◆ **Work item**
If a line in the data holds the string "this", list it.

◆ **Provided data**
::::::::::
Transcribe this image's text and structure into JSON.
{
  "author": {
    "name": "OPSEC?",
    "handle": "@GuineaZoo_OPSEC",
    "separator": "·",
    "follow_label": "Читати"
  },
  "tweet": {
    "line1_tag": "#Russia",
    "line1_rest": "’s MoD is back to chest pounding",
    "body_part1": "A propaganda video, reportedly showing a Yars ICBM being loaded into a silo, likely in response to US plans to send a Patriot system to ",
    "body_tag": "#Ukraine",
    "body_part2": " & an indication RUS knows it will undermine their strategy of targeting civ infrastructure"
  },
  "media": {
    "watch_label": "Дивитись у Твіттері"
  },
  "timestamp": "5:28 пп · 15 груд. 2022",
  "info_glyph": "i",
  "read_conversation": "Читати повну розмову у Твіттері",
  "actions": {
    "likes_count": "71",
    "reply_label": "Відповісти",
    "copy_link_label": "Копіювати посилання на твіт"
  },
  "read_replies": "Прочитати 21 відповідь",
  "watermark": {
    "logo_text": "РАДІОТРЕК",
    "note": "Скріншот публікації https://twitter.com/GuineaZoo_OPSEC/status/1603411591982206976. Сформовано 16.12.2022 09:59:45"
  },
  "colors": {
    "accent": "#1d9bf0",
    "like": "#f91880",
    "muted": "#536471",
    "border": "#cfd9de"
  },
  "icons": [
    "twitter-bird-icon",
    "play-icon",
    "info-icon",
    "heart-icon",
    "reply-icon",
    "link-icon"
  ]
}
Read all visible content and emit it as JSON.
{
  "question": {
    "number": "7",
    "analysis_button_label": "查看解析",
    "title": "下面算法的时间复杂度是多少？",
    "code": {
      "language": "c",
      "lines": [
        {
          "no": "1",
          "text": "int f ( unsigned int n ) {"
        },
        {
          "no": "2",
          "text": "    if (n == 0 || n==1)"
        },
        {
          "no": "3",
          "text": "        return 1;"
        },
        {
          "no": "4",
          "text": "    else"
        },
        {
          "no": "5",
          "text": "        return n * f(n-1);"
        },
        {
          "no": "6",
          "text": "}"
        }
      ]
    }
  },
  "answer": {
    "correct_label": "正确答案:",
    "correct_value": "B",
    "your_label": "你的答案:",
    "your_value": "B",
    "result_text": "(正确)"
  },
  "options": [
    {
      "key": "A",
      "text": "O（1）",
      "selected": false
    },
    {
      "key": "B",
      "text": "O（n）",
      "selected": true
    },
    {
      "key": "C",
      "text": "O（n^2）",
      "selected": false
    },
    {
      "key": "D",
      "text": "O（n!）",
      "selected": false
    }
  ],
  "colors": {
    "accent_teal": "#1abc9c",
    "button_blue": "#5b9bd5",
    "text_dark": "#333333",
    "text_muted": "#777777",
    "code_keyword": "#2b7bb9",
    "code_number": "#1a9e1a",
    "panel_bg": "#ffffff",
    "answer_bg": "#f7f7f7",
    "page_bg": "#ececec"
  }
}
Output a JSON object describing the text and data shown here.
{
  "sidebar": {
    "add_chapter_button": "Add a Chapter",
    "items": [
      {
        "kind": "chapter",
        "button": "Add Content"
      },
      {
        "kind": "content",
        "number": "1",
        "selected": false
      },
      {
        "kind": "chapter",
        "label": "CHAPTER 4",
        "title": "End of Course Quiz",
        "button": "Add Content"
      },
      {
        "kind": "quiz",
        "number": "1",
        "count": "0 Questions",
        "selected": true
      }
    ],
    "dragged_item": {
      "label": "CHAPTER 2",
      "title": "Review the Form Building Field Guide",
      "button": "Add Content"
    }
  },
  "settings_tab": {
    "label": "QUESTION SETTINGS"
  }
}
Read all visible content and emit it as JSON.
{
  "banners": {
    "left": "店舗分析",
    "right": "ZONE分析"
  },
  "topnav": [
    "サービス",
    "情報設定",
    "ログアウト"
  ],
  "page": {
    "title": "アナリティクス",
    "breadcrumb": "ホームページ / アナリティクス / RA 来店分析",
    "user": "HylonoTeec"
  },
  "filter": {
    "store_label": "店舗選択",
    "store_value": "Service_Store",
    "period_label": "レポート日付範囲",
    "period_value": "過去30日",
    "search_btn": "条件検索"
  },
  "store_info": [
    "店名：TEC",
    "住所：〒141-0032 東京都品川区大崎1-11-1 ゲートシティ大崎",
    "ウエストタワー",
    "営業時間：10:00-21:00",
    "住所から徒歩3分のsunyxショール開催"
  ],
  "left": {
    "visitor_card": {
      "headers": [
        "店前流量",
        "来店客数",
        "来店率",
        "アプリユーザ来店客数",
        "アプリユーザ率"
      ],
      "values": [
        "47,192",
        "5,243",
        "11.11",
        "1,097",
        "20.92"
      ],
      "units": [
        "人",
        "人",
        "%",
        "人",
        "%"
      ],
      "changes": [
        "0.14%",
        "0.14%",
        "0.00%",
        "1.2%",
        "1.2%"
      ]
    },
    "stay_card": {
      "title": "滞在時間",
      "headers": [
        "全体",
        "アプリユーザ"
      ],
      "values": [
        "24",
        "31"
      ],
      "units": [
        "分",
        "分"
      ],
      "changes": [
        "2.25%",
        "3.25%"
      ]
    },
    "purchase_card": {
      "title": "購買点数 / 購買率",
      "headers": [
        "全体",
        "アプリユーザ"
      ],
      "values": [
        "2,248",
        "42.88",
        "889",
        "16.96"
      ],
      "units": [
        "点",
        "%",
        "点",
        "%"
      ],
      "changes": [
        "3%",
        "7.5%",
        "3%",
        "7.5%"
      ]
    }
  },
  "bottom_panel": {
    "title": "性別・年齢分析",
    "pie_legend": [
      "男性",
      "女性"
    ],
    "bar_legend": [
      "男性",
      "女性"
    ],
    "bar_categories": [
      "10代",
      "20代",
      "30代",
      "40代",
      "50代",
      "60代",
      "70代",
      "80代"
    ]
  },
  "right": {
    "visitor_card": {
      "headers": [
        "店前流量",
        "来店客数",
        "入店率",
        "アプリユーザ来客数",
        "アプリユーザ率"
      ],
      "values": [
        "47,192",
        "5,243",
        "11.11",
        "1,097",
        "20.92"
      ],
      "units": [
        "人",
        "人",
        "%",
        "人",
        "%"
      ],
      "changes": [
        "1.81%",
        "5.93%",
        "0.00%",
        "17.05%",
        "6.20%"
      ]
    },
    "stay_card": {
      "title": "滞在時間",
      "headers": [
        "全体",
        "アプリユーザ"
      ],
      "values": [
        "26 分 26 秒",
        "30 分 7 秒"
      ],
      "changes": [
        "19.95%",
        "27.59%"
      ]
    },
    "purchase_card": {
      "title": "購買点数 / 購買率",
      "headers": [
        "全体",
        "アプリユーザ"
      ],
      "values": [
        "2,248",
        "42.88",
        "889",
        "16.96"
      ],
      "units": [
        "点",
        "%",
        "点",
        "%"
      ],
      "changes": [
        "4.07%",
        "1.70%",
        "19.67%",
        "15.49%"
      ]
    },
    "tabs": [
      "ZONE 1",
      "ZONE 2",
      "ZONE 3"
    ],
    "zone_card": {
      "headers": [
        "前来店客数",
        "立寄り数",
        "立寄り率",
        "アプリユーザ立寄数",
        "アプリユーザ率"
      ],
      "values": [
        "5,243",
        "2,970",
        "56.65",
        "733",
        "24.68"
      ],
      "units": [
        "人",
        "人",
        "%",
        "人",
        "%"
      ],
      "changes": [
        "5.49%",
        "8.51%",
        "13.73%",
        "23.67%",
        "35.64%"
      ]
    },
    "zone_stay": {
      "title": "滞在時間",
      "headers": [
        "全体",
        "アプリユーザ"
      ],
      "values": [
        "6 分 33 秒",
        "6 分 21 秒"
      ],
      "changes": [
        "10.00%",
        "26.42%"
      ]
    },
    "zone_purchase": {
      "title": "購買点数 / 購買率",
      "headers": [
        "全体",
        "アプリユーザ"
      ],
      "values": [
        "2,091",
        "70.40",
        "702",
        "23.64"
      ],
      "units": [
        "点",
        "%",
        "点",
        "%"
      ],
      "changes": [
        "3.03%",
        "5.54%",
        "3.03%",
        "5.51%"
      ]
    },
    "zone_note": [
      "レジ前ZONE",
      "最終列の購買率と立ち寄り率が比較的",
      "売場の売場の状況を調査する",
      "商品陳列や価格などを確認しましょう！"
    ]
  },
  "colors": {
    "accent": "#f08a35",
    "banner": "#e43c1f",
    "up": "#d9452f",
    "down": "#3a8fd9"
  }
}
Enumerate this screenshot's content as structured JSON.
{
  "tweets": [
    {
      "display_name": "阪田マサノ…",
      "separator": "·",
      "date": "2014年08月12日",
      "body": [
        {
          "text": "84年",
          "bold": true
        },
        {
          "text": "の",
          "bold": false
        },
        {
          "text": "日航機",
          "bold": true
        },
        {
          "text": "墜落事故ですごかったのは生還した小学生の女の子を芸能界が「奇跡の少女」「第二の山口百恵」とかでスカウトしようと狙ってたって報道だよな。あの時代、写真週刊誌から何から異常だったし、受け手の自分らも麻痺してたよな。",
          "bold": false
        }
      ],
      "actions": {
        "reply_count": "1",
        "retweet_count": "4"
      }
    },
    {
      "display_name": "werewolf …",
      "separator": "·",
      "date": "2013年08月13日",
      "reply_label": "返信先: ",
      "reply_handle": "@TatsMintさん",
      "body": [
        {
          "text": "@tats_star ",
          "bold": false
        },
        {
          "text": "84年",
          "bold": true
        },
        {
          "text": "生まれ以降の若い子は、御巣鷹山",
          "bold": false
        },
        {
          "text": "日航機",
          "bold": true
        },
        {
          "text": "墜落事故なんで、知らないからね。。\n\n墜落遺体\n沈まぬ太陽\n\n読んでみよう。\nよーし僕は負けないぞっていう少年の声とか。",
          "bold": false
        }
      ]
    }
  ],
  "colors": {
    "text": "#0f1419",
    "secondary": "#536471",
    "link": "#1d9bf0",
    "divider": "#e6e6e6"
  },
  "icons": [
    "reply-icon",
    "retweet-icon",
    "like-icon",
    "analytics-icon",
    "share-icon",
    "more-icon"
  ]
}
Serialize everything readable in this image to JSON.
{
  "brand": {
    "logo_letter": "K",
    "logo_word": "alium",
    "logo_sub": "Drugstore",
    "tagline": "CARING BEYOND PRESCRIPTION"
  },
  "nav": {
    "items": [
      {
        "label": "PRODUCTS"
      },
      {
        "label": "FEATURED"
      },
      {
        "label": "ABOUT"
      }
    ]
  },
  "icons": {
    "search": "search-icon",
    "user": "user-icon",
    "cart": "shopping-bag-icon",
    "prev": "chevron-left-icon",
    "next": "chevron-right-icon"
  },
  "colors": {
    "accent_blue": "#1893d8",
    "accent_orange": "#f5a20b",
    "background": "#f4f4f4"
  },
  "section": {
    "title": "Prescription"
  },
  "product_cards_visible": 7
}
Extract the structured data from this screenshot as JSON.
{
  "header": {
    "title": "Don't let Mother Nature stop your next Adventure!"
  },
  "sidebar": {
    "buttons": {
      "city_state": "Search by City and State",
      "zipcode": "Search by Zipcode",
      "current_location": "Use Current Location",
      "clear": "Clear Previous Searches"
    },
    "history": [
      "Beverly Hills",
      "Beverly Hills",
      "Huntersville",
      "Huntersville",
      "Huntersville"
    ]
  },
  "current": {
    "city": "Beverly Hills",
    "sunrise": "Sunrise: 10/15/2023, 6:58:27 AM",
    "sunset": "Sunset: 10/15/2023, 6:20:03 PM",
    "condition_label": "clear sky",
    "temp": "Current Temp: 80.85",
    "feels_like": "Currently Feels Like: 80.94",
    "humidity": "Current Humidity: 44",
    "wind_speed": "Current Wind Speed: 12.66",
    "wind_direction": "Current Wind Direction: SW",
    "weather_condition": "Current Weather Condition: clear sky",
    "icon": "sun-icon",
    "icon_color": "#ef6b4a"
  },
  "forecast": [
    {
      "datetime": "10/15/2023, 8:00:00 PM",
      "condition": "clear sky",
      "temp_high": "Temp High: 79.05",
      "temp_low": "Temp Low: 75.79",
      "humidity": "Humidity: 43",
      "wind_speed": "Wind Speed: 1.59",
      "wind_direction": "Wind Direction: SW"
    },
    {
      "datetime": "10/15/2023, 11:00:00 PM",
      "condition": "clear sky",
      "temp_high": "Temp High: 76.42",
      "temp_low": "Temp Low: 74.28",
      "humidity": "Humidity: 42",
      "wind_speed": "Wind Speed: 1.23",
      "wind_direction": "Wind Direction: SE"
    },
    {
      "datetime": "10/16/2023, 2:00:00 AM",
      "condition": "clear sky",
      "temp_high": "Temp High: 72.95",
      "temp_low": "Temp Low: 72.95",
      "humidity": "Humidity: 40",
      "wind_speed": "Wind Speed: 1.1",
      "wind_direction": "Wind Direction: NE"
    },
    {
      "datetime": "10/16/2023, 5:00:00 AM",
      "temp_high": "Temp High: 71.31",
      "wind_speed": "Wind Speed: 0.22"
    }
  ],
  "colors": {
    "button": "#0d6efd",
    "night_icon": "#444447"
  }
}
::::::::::
◆ **Answer for the task**
Transcribe this image's text and structure into JSON.
Enumerate this screenshot's content as structured JSON.
Serialize everything readable in this image to JSON.
Extract the structured data from this screenshot as JSON.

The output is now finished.